How would you describe this broken machine as a professor who studies law? Are there real constitutional violations that we’re talking about here or is this more of a moral shift among the public?
I would say it’s neither legal nor moral in the first instance. What’s shifting, I would say, is the politics of the death penalty. You don’t have to have high moral commitments to say, favor the death penalty but not want to risk executing the innocent, or favor the death penalty but not want to risk executing people on the basis on the race of their victim, or favor the death penalty but not want to live in a society in which the way we put people to death seems to be unreliable and gruesome. I would say the political landscape has changed in that way. In fact, part of what’s moved the conversation is that we’ve moved away from a high moralism about these questions and towards a more realistic, practical, and political look at the way the death penalty system works. I, of course, think there are substantial legal issues that are associated with the death penalty in the United States. The United States Supreme Court got it wrong in McCleskey vs. Kemp in my view. The United States Supreme Court got it wrong in Baze vs. Reese in my view. The litigation going on all around the country today governing drug protocols have substantial legal issues. But what’s moving the conversation is that we’re talking about the death penalty that we have, not the death penalty that we hope we have.
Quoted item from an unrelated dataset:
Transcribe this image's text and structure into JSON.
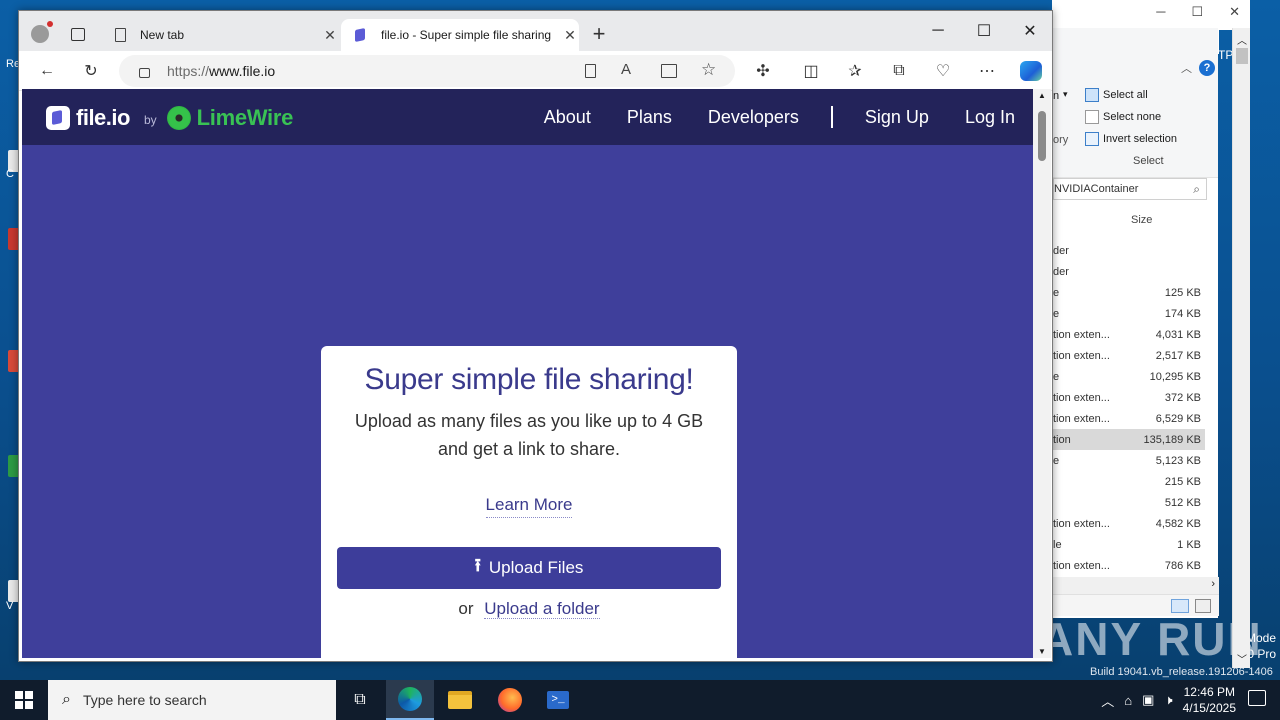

We’re now focused on the practical realities of what happens when we try to live with a system in which we put people to death.
As the abolition movement progresses, do you think other framings of this issue—such as conviction error, the possibility of innocence, and mental illness—are going to start to take prominence. Or are botched execution a unique event that draws a lot of national media attention to this issue?
In a way, executions in the early 20th century are not supposed to make headlines. They’re supposed to be back page stories. So whatever brings executions to the front pages, that’s a kind of breach of the routinization of capital punishment in the United States. These botched executions help to break that routinization. But I believe it’s because the narrative all fits together. It’s not just about innocence, it’s not just about race, it’s not just about mental disability, it’s not just about the delays, it’s not just about botched executions. I studied newspaper reports of botched executions over the course of the 20th century, and generally botched executions were treated as isolated events and as misfortunes rather than injustices. They’d say “oh the executioner was drunk” or “the electrode wasn’t screwed on tight enough.” So there’s been a tendency to say it’s just an accident. But my work shows that the frequency of the accident is 3% over the course of the 20th century and 7% for lethal injections. If you look at it state by state over the period from 1980 to 2010, I estimate that in a state like Ohio or North Carolina, 18% of their executions were botched in some way. It’s the coherence of the story, rather than the individual elements that I think changed the climate in the United States.
This interview has been edited for length and clarity. If you are interested in ordering Gruesome Spectacles and helping out the National Coalition to Abolish the Death Penalty, you can purchase the book through Amazon Smile and a portion of the proceeds will go towards NCADP.